To do:
Set down the data below without change, skipping the pictures it holds.

*** Supplied information Section Begins ***

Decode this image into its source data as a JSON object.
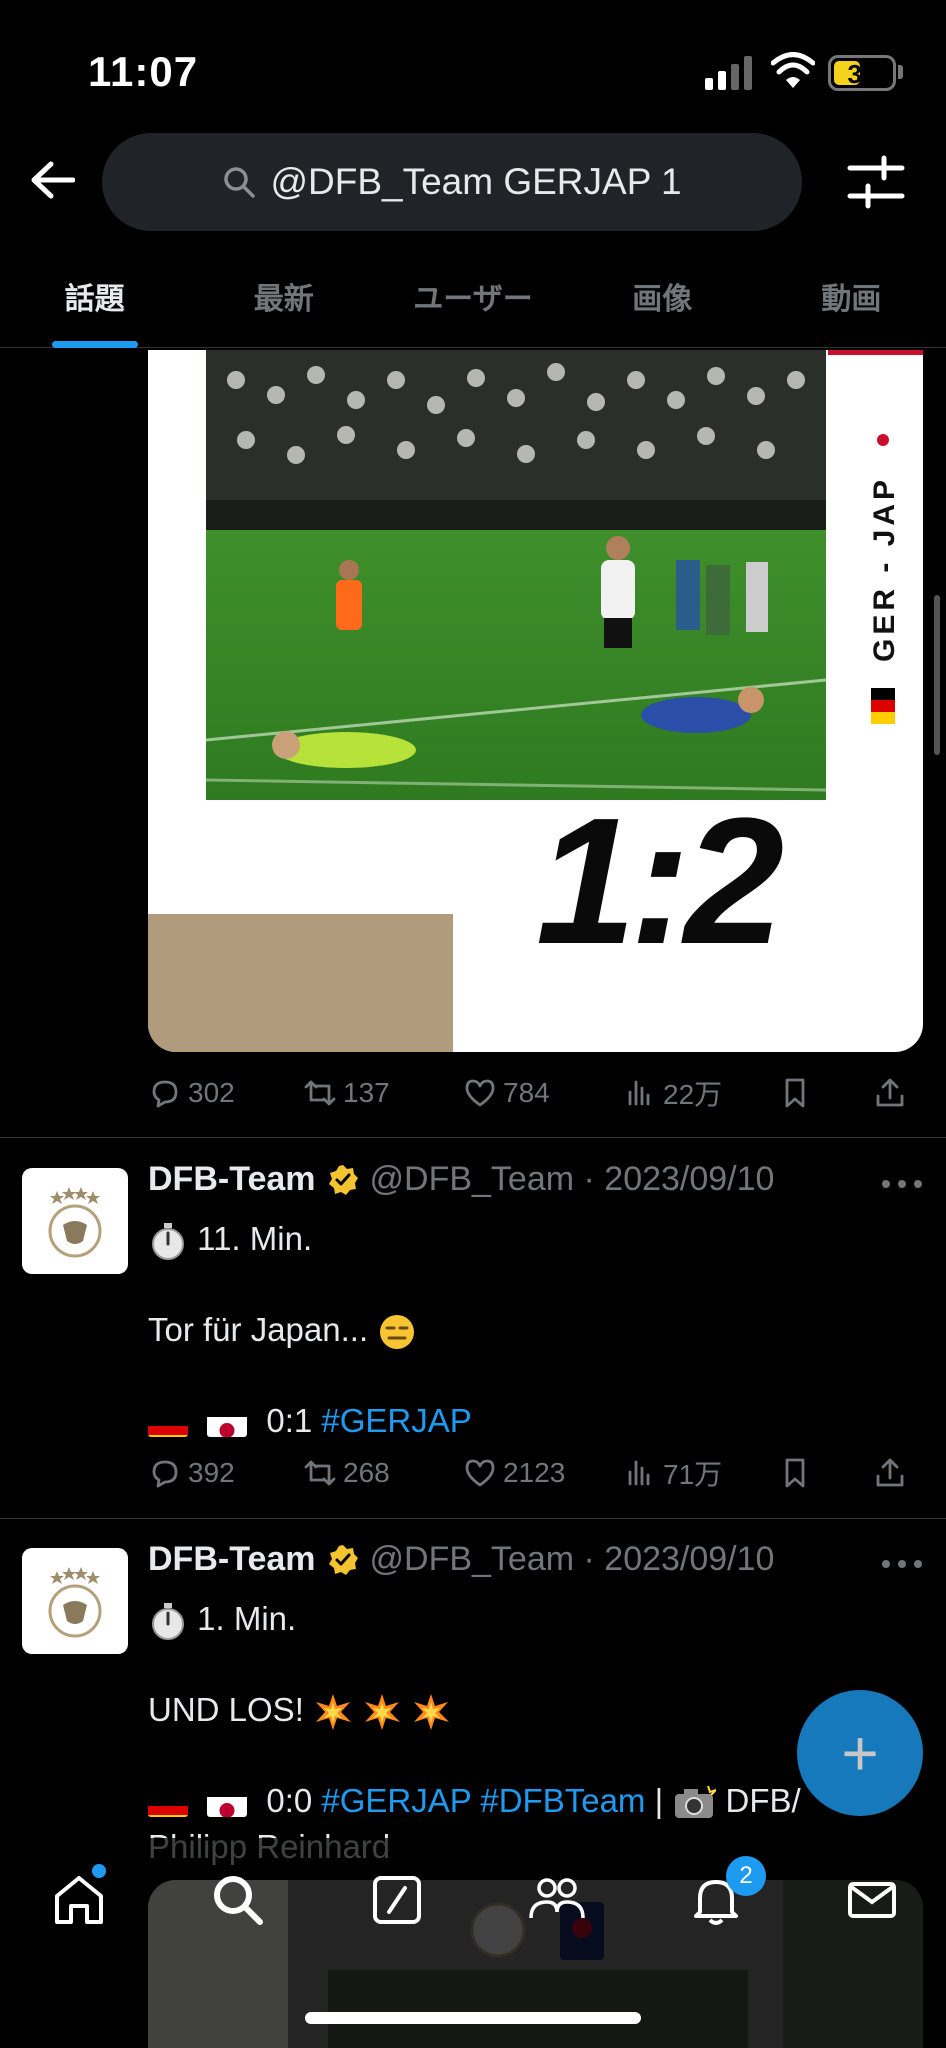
{
  "status": {
    "time": "11:07",
    "battery": "31"
  },
  "search": {
    "query": "@DFB_Team GERJAP 1"
  },
  "tabs": [
    {
      "label": "話題"
    },
    {
      "label": "最新"
    },
    {
      "label": "ユーザー"
    },
    {
      "label": "画像"
    },
    {
      "label": "動画"
    }
  ],
  "media": {
    "score": "1:2",
    "side_label": "GER - JAP"
  },
  "tweet0_stats": {
    "replies": "302",
    "retweets": "137",
    "likes": "784",
    "views": "22万"
  },
  "tweets": [
    {
      "name": "DFB-Team",
      "handle_date": "@DFB_Team · 2023/09/10",
      "line1": "11. Min.",
      "line2": "Tor für Japan...",
      "score": "0:1",
      "hashtag1": "#GERJAP",
      "stats": {
        "replies": "392",
        "retweets": "268",
        "likes": "2123",
        "views": "71万"
      }
    },
    {
      "name": "DFB-Team",
      "handle_date": "@DFB_Team · 2023/09/10",
      "line1": "1. Min.",
      "line2": "UND LOS!",
      "score": "0:0",
      "hashtag1": "#GERJAP",
      "hashtag2": "#DFBTeam",
      "credit_sep": "|",
      "credit": "DFB/",
      "credit2": "Philipp Reinhard"
    }
  ],
  "nav": {
    "notification_count": "2"
  },
  "colors": {
    "accent": "#1d9bf0",
    "background": "#000000",
    "muted": "#71767b",
    "verified": "#f4c430"
  }
}
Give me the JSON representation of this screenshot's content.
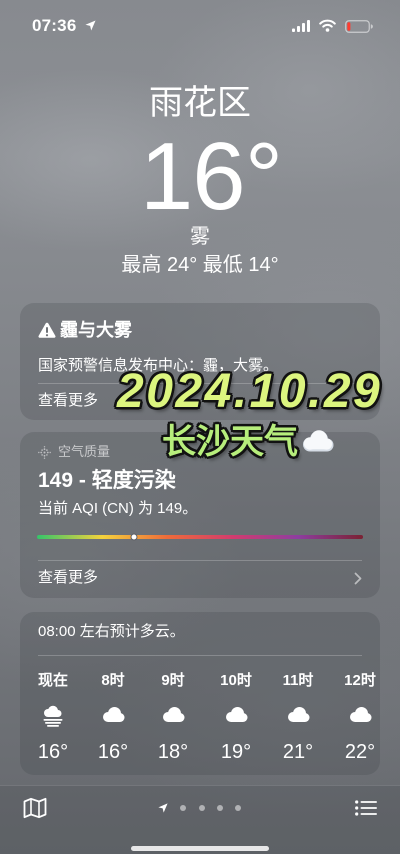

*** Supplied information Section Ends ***

Exercise response:
Decode this image into its source data as a JSON object.
{
  "status": {
    "time": "11:07",
    "battery": "31"
  },
  "search": {
    "query": "@DFB_Team GERJAP 1"
  },
  "tabs": [
    {
      "label": "話題"
    },
    {
      "label": "最新"
    },
    {
      "label": "ユーザー"
    },
    {
      "label": "画像"
    },
    {
      "label": "動画"
    }
  ],
  "media": {
    "score": "1:2",
    "side_label": "GER - JAP"
  },
  "tweet0_stats": {
    "replies": "302",
    "retweets": "137",
    "likes": "784",
    "views": "22万"
  },
  "tweets": [
    {
      "name": "DFB-Team",
      "handle_date": "@DFB_Team · 2023/09/10",
      "line1": "11. Min.",
      "line2": "Tor für Japan...",
      "score": "0:1",
      "hashtag1": "#GERJAP",
      "stats": {
        "replies": "392",
        "retweets": "268",
        "likes": "2123",
        "views": "71万"
      }
    },
    {
      "name": "DFB-Team",
      "handle_date": "@DFB_Team · 2023/09/10",
      "line1": "1. Min.",
      "line2": "UND LOS!",
      "score": "0:0",
      "hashtag1": "#GERJAP",
      "hashtag2": "#DFBTeam",
      "credit_sep": "|",
      "credit": "DFB/",
      "credit2": "Philipp Reinhard"
    }
  ],
  "nav": {
    "notification_count": "2"
  },
  "colors": {
    "accent": "#1d9bf0",
    "background": "#000000",
    "muted": "#71767b",
    "verified": "#f4c430"
  }
}
Give me the JSON representation of this screenshot's content.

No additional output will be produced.